This article was first published in the May 2017 international edition of Accounting and Business magazine.

The ancient Celts had a saying: ‘To the brave belong all things’, and in business, this remains true. Those prepared to take big risks can reap big spoils. But they can also stumble into disaster. Such calculations are always made when foreign companies consider trading or investing in ‘failed states’ or states at risk of failure.

Essentially such countries are unpredictable as business jurisdictions. They may be mired in conflict or war, as Syria or Yemen are; or unstable, like Iraq and Afghanistan; or they may have a very weak state, as Somalia does. Foreign businesses still operate in these places – but their representatives are in danger.

States do not have to suffer from endemic violence to be regarded as ‘fragile’, an assessment that includes failed states. In the view of Seth Kaplan, lecturer at the School of Advanced International Studies at Johns Hopkins University, Washington DC, and author of Fixing Fragile States, fragility should be seen as a continuum. ‘Conflict is one side of the spectrum, and at the other end is cross-border regions that are fragile,’ he says. ‘To me, war can change things, but the characteristics do not [change]. About 50 to 60 countries are fragile; only a few are violent.’

Common characteristics of fragile states, according to Kaplan, are high levels of institutional corruption; government institutions, such as the judiciary, not being independent; and social fragmentation.

At the more dangerous end of the spectrum, topping the Fragile States Index 2016 drawn up by the think-tank Fund for Peace, are countries at war or with violent insurgencies. Somalia, South Sudan, Yemen and Syria are in the Very High Alert category; Afghanistan, Iraq, Nigeria and Pakistan are classed as High Alert.

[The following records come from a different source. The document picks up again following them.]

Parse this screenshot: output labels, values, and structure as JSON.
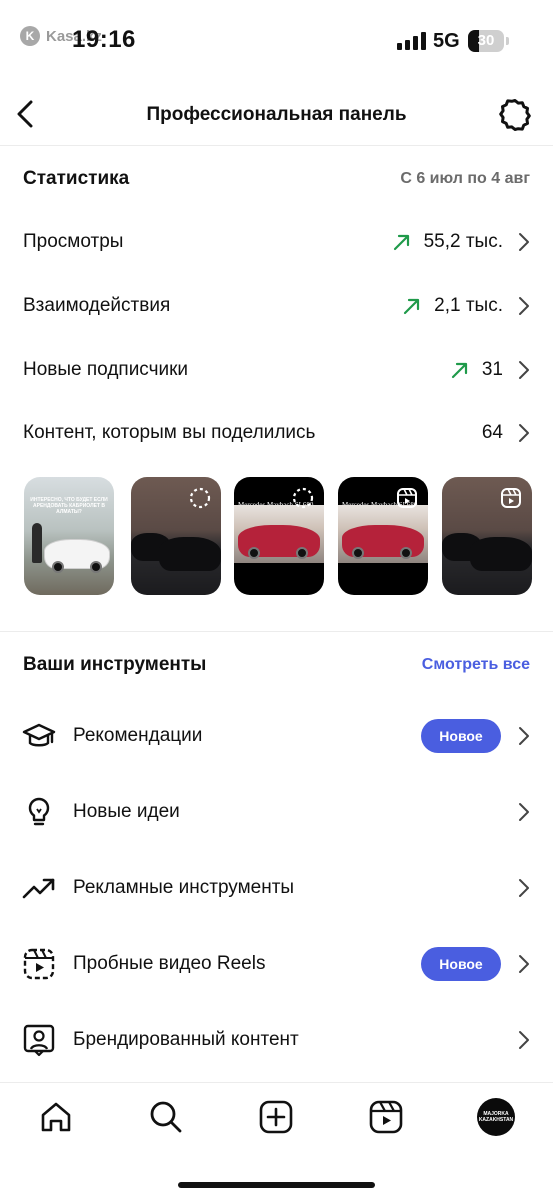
{
  "status_bar": {
    "watermark": "Kasa.kz",
    "time": "19:16",
    "network": "5G",
    "battery_percent": "30",
    "battery_level": 0.3
  },
  "header": {
    "title": "Профессиональная панель",
    "back_icon": "chevron-left-icon",
    "settings_icon": "gear-icon"
  },
  "statistics": {
    "title": "Статистика",
    "date_range": "С 6 июл по 4 авг",
    "rows": [
      {
        "label": "Просмотры",
        "value": "55,2 тыс.",
        "trend": "up"
      },
      {
        "label": "Взаимодействия",
        "value": "2,1 тыс.",
        "trend": "up"
      },
      {
        "label": "Новые подписчики",
        "value": "31",
        "trend": "up"
      },
      {
        "label": "Контент, которым вы поделились",
        "value": "64",
        "trend": ""
      }
    ],
    "thumbnails": [
      {
        "caption": "ИНТЕРЕСНО, ЧТО БУДЕТ ЕСЛИ АРЕНДОВАТЬ КАБРИОЛЕТ В АЛМАТЫ?",
        "badge": "none"
      },
      {
        "caption": "",
        "badge": "loading-icon"
      },
      {
        "caption": "Mercedes Maybach SL680",
        "badge": "loading-icon"
      },
      {
        "caption": "Mercedes Maybach SL680",
        "badge": "reels-icon"
      },
      {
        "caption": "",
        "badge": "reels-icon"
      }
    ]
  },
  "tools": {
    "title": "Ваши инструменты",
    "see_all": "Смотреть все",
    "items": [
      {
        "label": "Рекомендации",
        "icon": "graduation-cap-icon",
        "badge": "Новое"
      },
      {
        "label": "Новые идеи",
        "icon": "lightbulb-icon",
        "badge": ""
      },
      {
        "label": "Рекламные инструменты",
        "icon": "trending-up-icon",
        "badge": ""
      },
      {
        "label": "Пробные видео Reels",
        "icon": "reels-trial-icon",
        "badge": "Новое"
      },
      {
        "label": "Брендированный контент",
        "icon": "branded-content-icon",
        "badge": ""
      }
    ]
  },
  "bottom_nav": {
    "items": [
      "home-icon",
      "search-icon",
      "create-icon",
      "reels-icon",
      "profile-avatar"
    ],
    "avatar_text": "MAJORKA KAZAKHSTAN"
  },
  "colors": {
    "accent": "#4a5ee0",
    "trend_up": "#1f9a4a",
    "secondary_text": "#6b6b6b"
  }
}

When a conflict starts, it typically takes time for businesses not in immediate war zones to be affected. Syria is a case in point. The conflict started in 2011, but for one IT component manufacturer, based near Damascus, it was not until 2013 that the business was forced to stop operations, and then only for a matter of months – it is now operating again. Electricity shortages were overcome using private generators, but retaining staff was a major challenge. Another issue was the multilateral sanctions imposed on Syria from 2011. These affected the company’s ability to import raw materials, as well as make payments through the international financial system. As the conflict continued, the Syrian pound depreciated significantly, further impeding business. 

With US-dollar and euro trades forbidden by law, businesses in Syria have to be imaginative to create the pricing stability they need to stay afloat. They make verbal contracts, but as these are not legal, trades are paid in Syrian pounds, agreed on the day’s exchange rate. ‘When you work with clients you don’t trust, you add 5-10% as a risk dividend factor,’ says the Syrian-based executive, adding that the greasing of palms has become standard operating procedure. ‘Everyone is part of the war economy.’

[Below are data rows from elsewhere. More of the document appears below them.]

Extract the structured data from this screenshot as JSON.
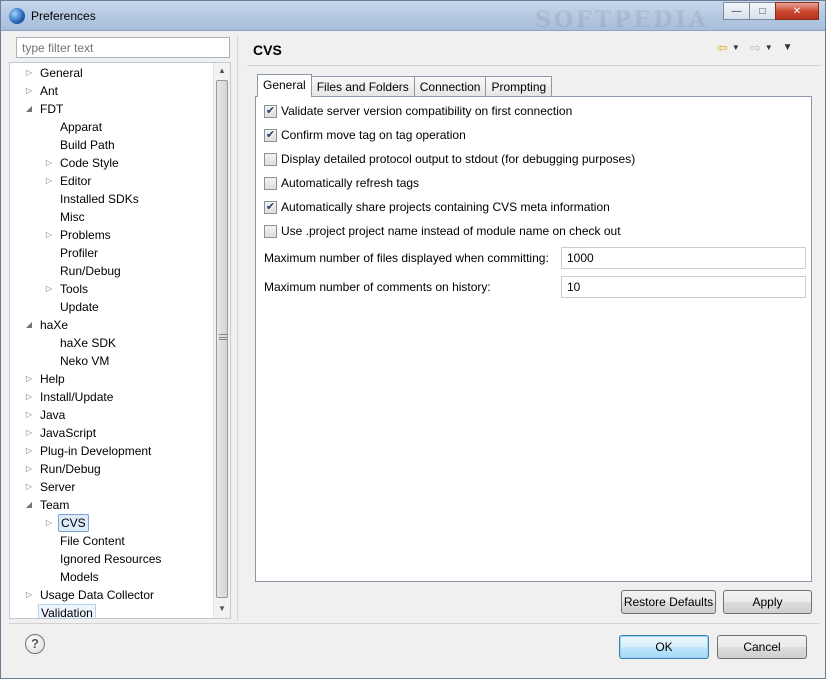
{
  "window": {
    "title": "Preferences",
    "minimize_glyph": "—",
    "maximize_glyph": "□",
    "close_glyph": "✕",
    "watermark": "SOFTPEDIA"
  },
  "filter": {
    "placeholder": "type filter text"
  },
  "tree": [
    {
      "label": "General",
      "depth": 0,
      "twisty": "closed"
    },
    {
      "label": "Ant",
      "depth": 0,
      "twisty": "closed"
    },
    {
      "label": "FDT",
      "depth": 0,
      "twisty": "open"
    },
    {
      "label": "Apparat",
      "depth": 1,
      "twisty": "none"
    },
    {
      "label": "Build Path",
      "depth": 1,
      "twisty": "none"
    },
    {
      "label": "Code Style",
      "depth": 1,
      "twisty": "closed"
    },
    {
      "label": "Editor",
      "depth": 1,
      "twisty": "closed"
    },
    {
      "label": "Installed SDKs",
      "depth": 1,
      "twisty": "none"
    },
    {
      "label": "Misc",
      "depth": 1,
      "twisty": "none"
    },
    {
      "label": "Problems",
      "depth": 1,
      "twisty": "closed"
    },
    {
      "label": "Profiler",
      "depth": 1,
      "twisty": "none"
    },
    {
      "label": "Run/Debug",
      "depth": 1,
      "twisty": "none"
    },
    {
      "label": "Tools",
      "depth": 1,
      "twisty": "closed"
    },
    {
      "label": "Update",
      "depth": 1,
      "twisty": "none"
    },
    {
      "label": "haXe",
      "depth": 0,
      "twisty": "open"
    },
    {
      "label": "haXe SDK",
      "depth": 1,
      "twisty": "none"
    },
    {
      "label": "Neko VM",
      "depth": 1,
      "twisty": "none"
    },
    {
      "label": "Help",
      "depth": 0,
      "twisty": "closed"
    },
    {
      "label": "Install/Update",
      "depth": 0,
      "twisty": "closed"
    },
    {
      "label": "Java",
      "depth": 0,
      "twisty": "closed"
    },
    {
      "label": "JavaScript",
      "depth": 0,
      "twisty": "closed"
    },
    {
      "label": "Plug-in Development",
      "depth": 0,
      "twisty": "closed"
    },
    {
      "label": "Run/Debug",
      "depth": 0,
      "twisty": "closed"
    },
    {
      "label": "Server",
      "depth": 0,
      "twisty": "closed"
    },
    {
      "label": "Team",
      "depth": 0,
      "twisty": "open"
    },
    {
      "label": "CVS",
      "depth": 1,
      "twisty": "closed",
      "state": "selected"
    },
    {
      "label": "File Content",
      "depth": 1,
      "twisty": "none"
    },
    {
      "label": "Ignored Resources",
      "depth": 1,
      "twisty": "none"
    },
    {
      "label": "Models",
      "depth": 1,
      "twisty": "none"
    },
    {
      "label": "Usage Data Collector",
      "depth": 0,
      "twisty": "closed"
    },
    {
      "label": "Validation",
      "depth": 0,
      "twisty": "none",
      "state": "hl"
    }
  ],
  "page": {
    "title": "CVS"
  },
  "tabs": [
    {
      "label": "General",
      "active": true
    },
    {
      "label": "Files and Folders",
      "active": false
    },
    {
      "label": "Connection",
      "active": false
    },
    {
      "label": "Prompting",
      "active": false
    }
  ],
  "options": [
    {
      "label": "Validate server version compatibility on first connection",
      "checked": true
    },
    {
      "label": "Confirm move tag on tag operation",
      "checked": true
    },
    {
      "label": "Display detailed protocol output to stdout (for debugging purposes)",
      "checked": false
    },
    {
      "label": "Automatically refresh tags",
      "checked": false
    },
    {
      "label": "Automatically share projects containing CVS meta information",
      "checked": true
    },
    {
      "label": "Use .project project name instead of module name on check out",
      "checked": false
    }
  ],
  "fields": [
    {
      "label": "Maximum number of files displayed when committing:",
      "value": "1000"
    },
    {
      "label": "Maximum number of comments on history:",
      "value": "10"
    }
  ],
  "buttons": {
    "restore_defaults": "Restore Defaults",
    "apply": "Apply",
    "ok": "OK",
    "cancel": "Cancel",
    "help_glyph": "?"
  },
  "colors": {
    "titlebar": "#b5c9e2",
    "selection": "#dcecfc",
    "close": "#c9442c"
  }
}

In Afghanistan, it is a similar story. ‘You either pay with money or with time,’ says Sanzar Kakar, chairman of the Kabul-based Afghanistan Holding Group, which provides taxation, accounting, auditing, procurement, training and legal services. ‘If you don’t pay a bribe, clearing taxes can take six months.’ For many market participants, he explains, it is a cost of doing business.

Security is an additional expense, costing up to US$1,000 per person per day in Afghanistan for mobile patrols. But unpredictability at the government level can be a greater operational obstacle, and is often the reason, in addition to the corruption, why companies quit unstable countries. For instance, two telecommunications companies, Roshan and Etisalat, are trying to exit Afghanistan after their bank accounts were frozen in a tax dispute. ‘Investors are already worried about security, but when the finance ministry says you are late on tax forms by one day, issues an arrest warrant and puts you on a no-flight list, people decide they just can’t do business here,’ Kakar says.

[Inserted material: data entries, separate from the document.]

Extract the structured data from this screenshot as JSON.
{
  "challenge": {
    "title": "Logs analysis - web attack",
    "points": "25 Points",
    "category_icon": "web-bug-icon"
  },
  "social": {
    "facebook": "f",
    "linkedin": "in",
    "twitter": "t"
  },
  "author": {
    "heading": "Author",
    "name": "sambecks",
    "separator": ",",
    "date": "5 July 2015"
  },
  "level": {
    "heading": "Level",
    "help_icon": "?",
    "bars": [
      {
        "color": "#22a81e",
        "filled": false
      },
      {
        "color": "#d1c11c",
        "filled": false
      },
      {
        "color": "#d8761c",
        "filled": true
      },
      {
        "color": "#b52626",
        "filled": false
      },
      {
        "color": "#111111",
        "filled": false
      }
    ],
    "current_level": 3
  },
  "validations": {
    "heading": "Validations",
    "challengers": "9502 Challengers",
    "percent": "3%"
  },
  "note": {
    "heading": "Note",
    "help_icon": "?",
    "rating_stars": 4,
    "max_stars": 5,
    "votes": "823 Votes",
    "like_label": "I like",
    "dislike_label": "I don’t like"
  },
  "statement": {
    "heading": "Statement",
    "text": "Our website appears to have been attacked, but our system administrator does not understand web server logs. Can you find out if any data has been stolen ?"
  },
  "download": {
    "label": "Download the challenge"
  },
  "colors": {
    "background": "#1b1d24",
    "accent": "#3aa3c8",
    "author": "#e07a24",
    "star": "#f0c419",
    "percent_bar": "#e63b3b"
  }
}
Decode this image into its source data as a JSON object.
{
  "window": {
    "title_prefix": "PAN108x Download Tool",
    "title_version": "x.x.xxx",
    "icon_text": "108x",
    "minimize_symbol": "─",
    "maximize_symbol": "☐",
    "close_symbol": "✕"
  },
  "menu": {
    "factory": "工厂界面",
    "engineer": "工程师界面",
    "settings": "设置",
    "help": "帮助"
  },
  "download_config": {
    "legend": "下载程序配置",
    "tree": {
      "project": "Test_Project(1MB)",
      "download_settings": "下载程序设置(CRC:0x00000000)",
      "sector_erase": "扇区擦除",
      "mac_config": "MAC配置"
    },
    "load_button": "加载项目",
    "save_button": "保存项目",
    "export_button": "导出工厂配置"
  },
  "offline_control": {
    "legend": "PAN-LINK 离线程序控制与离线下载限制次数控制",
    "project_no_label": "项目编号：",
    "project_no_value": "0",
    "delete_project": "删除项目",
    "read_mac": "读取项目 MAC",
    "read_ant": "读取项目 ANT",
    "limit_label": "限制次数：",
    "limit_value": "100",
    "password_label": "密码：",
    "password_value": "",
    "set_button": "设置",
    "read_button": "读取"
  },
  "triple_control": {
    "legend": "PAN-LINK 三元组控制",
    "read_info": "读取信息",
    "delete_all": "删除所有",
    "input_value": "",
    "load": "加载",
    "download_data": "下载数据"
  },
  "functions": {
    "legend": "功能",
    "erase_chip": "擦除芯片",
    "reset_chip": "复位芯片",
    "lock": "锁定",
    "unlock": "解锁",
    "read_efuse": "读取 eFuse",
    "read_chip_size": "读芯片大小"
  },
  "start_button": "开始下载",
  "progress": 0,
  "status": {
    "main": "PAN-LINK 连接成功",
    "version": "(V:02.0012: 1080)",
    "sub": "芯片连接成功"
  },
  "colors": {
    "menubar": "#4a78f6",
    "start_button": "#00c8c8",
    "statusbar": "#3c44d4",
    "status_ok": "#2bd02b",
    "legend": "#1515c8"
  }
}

In Somalia, business is a gamble, and not for the faint-hearted, says Mogadishu-based professional accountant and business consultant Mohamed Noor. ‘Those who are lucky and can manoeuvre through the rough and hostile business terrain here can walk away with jackpots from their investments. But those who are unlucky can lose all their investment in a day.’ 

Political instability, frequent clashes between clans, and terrorist attacks, coupled with weak law enforcement and a feeble judicial system, mean that traders must arrange private security, with locals on board. A responsible manager should supervise security operations round the clock.

‘You need to have multiple supply chains in case one route is shut down,’ Noor says. In many locations, it is also essential to enter into a deal with a local ‘godfather’ to prevent attacks.

Clearly, the model can work. Somali business exists, but the successful businesses are unlikely to welcome competition and have the contacts to make life very difficult for newcomers. As Noor says: ‘Those shrewd businessmen who thrive in fragile markets will frustrate any efforts towards stability that might threaten or bring competition to their enterprises.’ 

Paul Cochrane in Beirut, Ramadhan Rajab in Nairobi, Andrew Green in Berlin, Ceaser Mhukahuru in Harare and Samuel Okocha in Lagos, journalists